  • Elizabeth Jones

    Module Leader
30 CATS - Department of Economics

Principal Aims

This module provides students with a thorough understanding in basic principles of microeconomics. You will be exposed to a range of the application theories. You will gain an understanding of how markets work, including strategic behaviour of firms and the various models under which firms might behave. You will gain skills and techniques to analyse problems from a mathematical, graphical and intuitive perspective applying your knowledge to real world scenarios.

Principal Learning Outcomes

Demonstrate a solid grasp of the basic theoretical material in microeconomics, including consumer and producer theory. Demonstrate an ability to apply their knowledge to important areas of application, including policy analysis. Show understanding of core concepts in consumer and producer theory Explain a variety of concepts using different approaches, including those involving mathematical, graphical and intuitive analysis. Construct models of both consumer and producer behaviour and understand the implications and understand the way in which economic models are used to analyse problems and the limitations of them.

Syllabus

The module will typically cover SOME OF the following topics:

Supply and Demand. Supply; demand; market equilibrium; equilibrium shocks; government intervention; supply and demand elasticities. Consumer theory. Preferences; utility; budget constraints; individual demand; substitution effects; income effects; revealed preferences, applications, behavioural economics and critiques of rational choice framework; Production. Technology; isoquants; marginal rate of technical substitution; marginal products; cost curves; long and short run; returns to scale; profit maximisation; cost minimisation; cost curves; supply curves. Competition. Profit maximisation; short run; long run; market equilibrium; consumer welfare; producer welfare; applications. Imperfect Competition; Models of Oligopoly: Cournot Model; Stackelberg Model; Comparison of Collusive, Cournot, Stackelberg, and Competitive Equilibria; Bertrand Model; Game Theory. An introduction to terminology and Nash equilibria; an introduction to economic models.

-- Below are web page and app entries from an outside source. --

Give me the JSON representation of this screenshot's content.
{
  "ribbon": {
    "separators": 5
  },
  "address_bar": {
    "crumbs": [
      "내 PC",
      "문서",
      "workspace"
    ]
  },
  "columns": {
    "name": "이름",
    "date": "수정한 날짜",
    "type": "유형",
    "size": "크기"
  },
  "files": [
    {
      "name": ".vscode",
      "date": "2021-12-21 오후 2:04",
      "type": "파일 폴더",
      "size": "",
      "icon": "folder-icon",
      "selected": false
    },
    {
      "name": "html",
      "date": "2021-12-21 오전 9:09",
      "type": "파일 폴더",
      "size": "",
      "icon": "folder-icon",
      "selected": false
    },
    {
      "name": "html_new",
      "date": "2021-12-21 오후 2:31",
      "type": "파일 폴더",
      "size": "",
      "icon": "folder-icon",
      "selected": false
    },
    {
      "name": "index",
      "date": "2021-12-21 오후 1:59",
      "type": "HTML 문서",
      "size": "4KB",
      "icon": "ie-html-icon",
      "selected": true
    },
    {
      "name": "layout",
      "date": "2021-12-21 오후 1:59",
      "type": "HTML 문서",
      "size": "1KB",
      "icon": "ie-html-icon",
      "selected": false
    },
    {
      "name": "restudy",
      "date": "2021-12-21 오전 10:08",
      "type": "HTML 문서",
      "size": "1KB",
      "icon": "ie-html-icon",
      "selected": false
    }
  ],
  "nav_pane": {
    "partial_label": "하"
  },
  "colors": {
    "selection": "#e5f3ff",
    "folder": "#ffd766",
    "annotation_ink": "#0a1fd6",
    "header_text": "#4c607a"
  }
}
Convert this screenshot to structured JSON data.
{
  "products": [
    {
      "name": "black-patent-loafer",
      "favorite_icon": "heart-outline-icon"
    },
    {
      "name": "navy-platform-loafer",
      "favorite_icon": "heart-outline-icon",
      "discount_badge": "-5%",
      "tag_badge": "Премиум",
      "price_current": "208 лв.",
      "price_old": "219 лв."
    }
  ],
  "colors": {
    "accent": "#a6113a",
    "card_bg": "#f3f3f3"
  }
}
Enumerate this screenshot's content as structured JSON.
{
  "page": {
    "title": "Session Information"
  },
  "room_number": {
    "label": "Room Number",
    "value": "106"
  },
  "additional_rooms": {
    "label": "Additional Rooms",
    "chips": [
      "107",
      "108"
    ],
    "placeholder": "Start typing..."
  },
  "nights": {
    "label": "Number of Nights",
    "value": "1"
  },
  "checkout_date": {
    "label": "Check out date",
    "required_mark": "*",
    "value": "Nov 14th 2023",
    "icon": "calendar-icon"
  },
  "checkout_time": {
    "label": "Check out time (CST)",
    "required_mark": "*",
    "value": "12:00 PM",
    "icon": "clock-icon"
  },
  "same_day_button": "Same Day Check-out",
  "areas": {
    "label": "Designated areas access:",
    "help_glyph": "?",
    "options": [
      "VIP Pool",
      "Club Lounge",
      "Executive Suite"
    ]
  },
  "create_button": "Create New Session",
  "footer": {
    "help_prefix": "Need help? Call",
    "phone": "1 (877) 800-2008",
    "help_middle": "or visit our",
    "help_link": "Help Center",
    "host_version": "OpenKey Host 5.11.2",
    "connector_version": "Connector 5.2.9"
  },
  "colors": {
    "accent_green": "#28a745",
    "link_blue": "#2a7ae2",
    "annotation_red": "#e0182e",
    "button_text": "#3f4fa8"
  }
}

Context

Pre-requisite for
EC202-30
Part-year Availability for Visiting Students
Available in the Spring term only (1 x test - 12 CATS) and in the Autumn and Spring terms together (2 x tests - 24 CATS)

Assessment

Assessment Method
Coursework (20%) + 3 hour examination (Summer) (80%)
Coursework Details
Test 1 (10%), Test 2 (10%), 3 hour examination (Summer) (80%)
Exam Timing
Summer

Exam Rubric

Time Allowed: 3 Hours.

Answer BOTH questions in Section A (40 marks total), and THREE questions in Section B (20 marks each). Answer Section A questions in one booklet and Section B questions in a separate booklet.

Approved pocket calculators are allowed.

Read carefully the instructions on the answer book provided and make sure that the particulars required are entered on each answer book. If you answer more questions than are required and do not indicate which answers should be ignored, we will mark the requisite number of answers in the order in which they appear in the answer book(s): answers beyond that number will not be considered.

Previous exam papers can be found in the University’s past papers archive. Please note that previous exam papers may not have operated under the same exam rubric or assessment weightings as those for the current academic year. The content of past papers may also be different.

Reading Lists